(WHAT IS EXPECTED): Check the records below line by line for the string "content". Give the number of lines that contain it and nothing else.

+++ DATA

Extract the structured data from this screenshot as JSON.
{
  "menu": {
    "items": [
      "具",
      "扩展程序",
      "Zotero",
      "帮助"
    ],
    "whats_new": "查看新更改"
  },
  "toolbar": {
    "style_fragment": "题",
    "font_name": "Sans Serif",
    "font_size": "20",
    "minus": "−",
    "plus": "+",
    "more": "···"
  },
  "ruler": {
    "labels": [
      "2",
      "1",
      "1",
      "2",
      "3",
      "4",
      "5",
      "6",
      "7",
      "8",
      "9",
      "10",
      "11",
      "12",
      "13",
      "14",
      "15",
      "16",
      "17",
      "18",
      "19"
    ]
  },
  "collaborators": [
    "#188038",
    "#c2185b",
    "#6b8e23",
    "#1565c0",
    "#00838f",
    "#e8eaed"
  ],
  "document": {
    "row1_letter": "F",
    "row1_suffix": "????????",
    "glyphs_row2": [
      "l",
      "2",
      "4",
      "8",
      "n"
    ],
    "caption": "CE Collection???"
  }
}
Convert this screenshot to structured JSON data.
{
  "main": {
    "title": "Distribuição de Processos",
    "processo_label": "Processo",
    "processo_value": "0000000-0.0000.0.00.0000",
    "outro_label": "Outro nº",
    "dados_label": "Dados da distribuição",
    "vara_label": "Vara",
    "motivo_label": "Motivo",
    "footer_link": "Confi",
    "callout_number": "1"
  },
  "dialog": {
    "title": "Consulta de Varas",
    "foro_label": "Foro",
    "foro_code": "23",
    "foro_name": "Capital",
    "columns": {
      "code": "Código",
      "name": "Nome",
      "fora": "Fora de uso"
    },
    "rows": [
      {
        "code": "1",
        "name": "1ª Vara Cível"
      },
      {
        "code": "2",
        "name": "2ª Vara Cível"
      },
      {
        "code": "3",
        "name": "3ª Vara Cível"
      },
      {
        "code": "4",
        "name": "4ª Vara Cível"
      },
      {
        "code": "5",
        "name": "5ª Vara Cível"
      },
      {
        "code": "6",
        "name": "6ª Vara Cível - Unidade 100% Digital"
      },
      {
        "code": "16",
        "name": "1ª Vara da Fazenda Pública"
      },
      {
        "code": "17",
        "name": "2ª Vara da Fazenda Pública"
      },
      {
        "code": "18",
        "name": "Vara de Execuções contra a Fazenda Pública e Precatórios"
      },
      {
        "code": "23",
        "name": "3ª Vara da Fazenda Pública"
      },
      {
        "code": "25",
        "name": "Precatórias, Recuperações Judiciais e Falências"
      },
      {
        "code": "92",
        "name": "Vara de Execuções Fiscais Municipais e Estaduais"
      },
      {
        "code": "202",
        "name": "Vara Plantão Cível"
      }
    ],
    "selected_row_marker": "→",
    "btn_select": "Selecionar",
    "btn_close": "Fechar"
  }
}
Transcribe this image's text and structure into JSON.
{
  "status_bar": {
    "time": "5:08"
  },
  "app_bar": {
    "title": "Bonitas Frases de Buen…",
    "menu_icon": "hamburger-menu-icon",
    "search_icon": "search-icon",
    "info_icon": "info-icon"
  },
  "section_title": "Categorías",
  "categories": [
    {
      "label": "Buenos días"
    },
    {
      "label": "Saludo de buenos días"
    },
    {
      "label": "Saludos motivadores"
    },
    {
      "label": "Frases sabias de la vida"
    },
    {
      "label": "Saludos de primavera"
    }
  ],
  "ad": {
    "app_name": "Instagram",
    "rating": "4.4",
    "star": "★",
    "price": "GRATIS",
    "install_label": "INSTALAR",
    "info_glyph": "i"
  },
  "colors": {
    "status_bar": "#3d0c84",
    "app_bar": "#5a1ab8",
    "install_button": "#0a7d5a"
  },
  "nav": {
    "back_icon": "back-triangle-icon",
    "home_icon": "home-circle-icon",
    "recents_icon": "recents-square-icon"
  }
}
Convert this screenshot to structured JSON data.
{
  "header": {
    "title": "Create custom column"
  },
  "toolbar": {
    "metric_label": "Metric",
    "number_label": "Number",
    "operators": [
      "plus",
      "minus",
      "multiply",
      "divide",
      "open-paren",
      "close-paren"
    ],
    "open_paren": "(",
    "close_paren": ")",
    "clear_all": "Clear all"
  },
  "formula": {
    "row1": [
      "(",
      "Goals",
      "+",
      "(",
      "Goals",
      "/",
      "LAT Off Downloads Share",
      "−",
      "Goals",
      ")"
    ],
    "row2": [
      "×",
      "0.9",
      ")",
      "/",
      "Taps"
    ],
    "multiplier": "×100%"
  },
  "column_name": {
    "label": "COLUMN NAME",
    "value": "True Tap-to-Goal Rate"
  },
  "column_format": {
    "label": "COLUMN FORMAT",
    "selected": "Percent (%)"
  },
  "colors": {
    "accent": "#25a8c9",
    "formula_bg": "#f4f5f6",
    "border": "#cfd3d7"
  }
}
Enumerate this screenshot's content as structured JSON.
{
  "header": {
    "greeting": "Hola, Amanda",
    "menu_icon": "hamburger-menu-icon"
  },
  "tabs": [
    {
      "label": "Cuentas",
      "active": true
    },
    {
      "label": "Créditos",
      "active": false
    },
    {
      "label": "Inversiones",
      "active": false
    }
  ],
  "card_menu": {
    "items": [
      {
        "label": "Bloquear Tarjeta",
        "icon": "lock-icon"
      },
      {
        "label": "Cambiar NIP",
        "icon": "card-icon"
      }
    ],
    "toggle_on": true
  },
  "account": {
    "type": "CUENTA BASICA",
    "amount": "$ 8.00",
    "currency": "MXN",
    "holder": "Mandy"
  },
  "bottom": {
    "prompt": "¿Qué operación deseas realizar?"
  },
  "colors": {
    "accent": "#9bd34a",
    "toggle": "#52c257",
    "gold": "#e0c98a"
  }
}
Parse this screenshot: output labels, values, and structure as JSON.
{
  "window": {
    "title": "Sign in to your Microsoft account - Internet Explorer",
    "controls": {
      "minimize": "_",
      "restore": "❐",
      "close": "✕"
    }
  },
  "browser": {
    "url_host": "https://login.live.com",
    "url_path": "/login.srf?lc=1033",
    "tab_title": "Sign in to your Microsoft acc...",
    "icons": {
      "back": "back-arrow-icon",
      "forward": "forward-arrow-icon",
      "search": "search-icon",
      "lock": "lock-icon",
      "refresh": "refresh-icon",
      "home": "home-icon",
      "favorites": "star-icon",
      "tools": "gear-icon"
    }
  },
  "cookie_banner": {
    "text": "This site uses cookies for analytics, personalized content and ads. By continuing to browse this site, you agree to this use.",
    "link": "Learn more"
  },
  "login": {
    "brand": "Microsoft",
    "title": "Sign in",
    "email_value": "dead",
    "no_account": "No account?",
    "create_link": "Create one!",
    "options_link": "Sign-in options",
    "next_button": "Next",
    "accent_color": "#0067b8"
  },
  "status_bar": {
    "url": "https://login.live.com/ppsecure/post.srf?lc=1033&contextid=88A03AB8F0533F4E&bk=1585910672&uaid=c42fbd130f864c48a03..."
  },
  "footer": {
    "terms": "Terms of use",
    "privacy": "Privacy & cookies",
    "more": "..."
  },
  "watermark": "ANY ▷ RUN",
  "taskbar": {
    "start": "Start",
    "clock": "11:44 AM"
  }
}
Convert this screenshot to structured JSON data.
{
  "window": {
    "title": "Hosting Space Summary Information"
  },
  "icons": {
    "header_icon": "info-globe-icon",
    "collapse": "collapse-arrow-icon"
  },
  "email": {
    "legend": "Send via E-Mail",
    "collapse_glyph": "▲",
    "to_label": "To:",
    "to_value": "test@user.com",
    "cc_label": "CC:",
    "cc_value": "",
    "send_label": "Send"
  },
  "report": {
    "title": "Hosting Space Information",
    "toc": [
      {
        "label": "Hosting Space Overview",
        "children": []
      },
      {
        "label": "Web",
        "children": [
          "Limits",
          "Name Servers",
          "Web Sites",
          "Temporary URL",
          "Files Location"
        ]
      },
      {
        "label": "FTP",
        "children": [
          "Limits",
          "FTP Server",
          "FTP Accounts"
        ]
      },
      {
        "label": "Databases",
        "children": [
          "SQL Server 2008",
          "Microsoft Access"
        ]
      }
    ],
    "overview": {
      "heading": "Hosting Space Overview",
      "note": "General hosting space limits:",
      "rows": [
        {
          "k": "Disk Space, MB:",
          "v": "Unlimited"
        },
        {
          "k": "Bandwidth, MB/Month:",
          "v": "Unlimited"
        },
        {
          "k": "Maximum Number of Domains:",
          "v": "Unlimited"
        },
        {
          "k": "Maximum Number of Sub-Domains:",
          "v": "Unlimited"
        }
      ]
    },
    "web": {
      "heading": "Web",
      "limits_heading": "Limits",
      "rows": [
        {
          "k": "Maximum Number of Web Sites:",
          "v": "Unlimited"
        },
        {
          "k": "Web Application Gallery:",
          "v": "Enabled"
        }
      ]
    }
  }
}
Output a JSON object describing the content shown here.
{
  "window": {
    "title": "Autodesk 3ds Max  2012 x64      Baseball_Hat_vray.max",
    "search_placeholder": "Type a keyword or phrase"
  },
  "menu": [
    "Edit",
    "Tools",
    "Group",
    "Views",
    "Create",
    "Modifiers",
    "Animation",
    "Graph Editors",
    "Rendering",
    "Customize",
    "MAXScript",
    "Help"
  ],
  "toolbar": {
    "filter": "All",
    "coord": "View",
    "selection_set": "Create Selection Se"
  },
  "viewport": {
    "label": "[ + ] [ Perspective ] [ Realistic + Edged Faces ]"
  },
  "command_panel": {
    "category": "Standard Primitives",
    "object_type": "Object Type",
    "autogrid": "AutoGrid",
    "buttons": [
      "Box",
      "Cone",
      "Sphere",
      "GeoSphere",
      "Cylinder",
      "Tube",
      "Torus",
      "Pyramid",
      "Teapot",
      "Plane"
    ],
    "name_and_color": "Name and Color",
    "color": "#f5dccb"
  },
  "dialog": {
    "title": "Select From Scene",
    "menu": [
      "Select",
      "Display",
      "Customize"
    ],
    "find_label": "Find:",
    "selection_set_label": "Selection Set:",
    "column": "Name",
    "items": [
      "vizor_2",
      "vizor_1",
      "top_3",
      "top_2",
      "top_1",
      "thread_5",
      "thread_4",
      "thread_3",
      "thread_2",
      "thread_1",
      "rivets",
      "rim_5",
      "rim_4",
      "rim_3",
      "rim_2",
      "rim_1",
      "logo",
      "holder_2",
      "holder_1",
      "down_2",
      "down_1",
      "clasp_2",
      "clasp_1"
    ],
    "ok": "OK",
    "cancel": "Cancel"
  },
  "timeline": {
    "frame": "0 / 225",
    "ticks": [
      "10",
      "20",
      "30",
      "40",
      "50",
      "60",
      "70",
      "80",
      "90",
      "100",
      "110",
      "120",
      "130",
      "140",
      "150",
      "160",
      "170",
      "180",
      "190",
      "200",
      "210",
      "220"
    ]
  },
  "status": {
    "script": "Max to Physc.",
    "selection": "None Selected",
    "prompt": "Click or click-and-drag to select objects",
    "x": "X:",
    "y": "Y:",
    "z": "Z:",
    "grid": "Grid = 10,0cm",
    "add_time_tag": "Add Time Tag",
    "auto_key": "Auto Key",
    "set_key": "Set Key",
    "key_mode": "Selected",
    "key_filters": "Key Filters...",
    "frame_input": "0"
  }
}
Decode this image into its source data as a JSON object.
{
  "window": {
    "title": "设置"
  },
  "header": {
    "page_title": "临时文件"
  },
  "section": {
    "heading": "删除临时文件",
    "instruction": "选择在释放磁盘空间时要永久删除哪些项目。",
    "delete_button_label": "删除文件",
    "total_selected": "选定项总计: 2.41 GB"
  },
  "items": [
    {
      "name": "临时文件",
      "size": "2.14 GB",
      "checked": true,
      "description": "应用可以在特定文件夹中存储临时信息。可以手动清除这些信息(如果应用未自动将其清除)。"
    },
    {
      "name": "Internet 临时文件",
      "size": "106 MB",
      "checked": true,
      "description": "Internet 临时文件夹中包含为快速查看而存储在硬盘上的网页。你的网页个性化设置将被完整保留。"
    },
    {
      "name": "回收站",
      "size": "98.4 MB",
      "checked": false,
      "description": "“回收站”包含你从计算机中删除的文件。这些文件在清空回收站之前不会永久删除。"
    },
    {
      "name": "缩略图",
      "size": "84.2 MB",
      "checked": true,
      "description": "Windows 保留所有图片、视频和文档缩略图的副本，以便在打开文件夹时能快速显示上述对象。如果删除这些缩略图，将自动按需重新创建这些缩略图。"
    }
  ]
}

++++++

(RESULT OF THIS TASK): 3